And exactly how had it intruded? Why, it was making him sell Chevrolets instead of Cadillacs.
And exactly why was it ruining his business this way? Well, you see, Obama had (personally) taken over General Motors and was (personally) requiring dealerships to restructure as part of an effort to save the company.
"This is America. You can't come in and take my business away from me. . . . Every penny we have is wrapped up in here. I've got 110 people that rely on me every two weeks to be paid. . . . And you call me up and in five minutes try to wipe out 56 years of a business?”
This is a reasonable attitude if you believe that tiny, parochial self-interest should be the motivator of those elected to run a National Government. However, tiny attitudes from Big Men In Their Local Communities have no place in Congress.
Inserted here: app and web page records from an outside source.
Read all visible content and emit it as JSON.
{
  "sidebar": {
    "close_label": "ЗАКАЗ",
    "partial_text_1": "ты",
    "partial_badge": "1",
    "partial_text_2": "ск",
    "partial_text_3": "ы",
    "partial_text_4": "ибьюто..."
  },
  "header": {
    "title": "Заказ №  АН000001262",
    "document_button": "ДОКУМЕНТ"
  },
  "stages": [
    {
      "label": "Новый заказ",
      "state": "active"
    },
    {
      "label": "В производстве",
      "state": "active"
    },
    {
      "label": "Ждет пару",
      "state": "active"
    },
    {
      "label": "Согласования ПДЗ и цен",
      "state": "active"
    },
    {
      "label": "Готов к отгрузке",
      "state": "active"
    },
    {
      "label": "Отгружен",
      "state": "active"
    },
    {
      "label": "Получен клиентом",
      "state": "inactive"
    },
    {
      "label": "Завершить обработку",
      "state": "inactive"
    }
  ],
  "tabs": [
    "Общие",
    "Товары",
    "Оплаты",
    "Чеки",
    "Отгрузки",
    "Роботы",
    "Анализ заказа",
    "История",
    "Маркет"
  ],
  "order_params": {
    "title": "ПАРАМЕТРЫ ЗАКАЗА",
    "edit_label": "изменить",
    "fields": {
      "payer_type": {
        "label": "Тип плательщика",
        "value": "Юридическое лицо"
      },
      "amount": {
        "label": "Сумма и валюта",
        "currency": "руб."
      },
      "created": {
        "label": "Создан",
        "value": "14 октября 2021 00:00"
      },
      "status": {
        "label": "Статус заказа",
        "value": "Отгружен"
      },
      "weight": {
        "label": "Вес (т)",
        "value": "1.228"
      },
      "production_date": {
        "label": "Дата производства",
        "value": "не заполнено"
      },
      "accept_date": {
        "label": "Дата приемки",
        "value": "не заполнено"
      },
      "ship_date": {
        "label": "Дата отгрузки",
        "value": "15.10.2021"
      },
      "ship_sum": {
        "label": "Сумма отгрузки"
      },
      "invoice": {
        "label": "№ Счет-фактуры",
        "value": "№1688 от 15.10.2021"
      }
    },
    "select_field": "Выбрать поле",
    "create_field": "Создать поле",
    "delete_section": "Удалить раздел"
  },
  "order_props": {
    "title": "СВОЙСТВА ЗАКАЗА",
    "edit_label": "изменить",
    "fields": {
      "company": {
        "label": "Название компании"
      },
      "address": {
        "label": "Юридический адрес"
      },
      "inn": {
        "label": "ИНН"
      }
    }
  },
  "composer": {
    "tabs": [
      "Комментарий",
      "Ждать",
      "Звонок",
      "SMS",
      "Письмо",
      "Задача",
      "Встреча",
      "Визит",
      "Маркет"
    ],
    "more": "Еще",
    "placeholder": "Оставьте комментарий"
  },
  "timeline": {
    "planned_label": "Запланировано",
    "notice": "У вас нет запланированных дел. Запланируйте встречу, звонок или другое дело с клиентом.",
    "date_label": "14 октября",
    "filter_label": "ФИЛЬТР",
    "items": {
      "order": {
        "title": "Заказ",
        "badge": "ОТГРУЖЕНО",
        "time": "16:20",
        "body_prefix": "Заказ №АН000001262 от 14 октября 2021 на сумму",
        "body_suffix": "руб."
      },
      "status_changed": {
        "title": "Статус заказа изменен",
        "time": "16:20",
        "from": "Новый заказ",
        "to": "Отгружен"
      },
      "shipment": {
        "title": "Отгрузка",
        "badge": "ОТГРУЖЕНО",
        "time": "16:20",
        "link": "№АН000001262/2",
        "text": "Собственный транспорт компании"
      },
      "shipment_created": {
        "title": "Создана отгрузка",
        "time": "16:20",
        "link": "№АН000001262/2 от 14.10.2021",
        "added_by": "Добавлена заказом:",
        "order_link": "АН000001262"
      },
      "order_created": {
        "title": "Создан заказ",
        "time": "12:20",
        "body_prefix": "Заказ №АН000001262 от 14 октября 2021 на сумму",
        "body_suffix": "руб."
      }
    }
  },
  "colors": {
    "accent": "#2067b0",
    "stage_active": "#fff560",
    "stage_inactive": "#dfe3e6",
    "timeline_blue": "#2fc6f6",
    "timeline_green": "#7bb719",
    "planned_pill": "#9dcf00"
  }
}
Indeed, those with tiny, uninformed beliefs who fail to see the big picture are precisely the ones inclined to take actions that will fail the interest of the public they're elected to serve.
Extending these to more difficult lines of inquiry, it's clear that changes in earth's atmosphere are causing global temperatures to rise, for the Arctic ice cap to melt, for glaciers around the world to disappear, and for the incidence of hurricanes and droughts to increase. These are facts, and nearly all scientists today agree that the inference from these facts is that Global Warming is a fact. It is the truth, even if it's extremely inconvenient.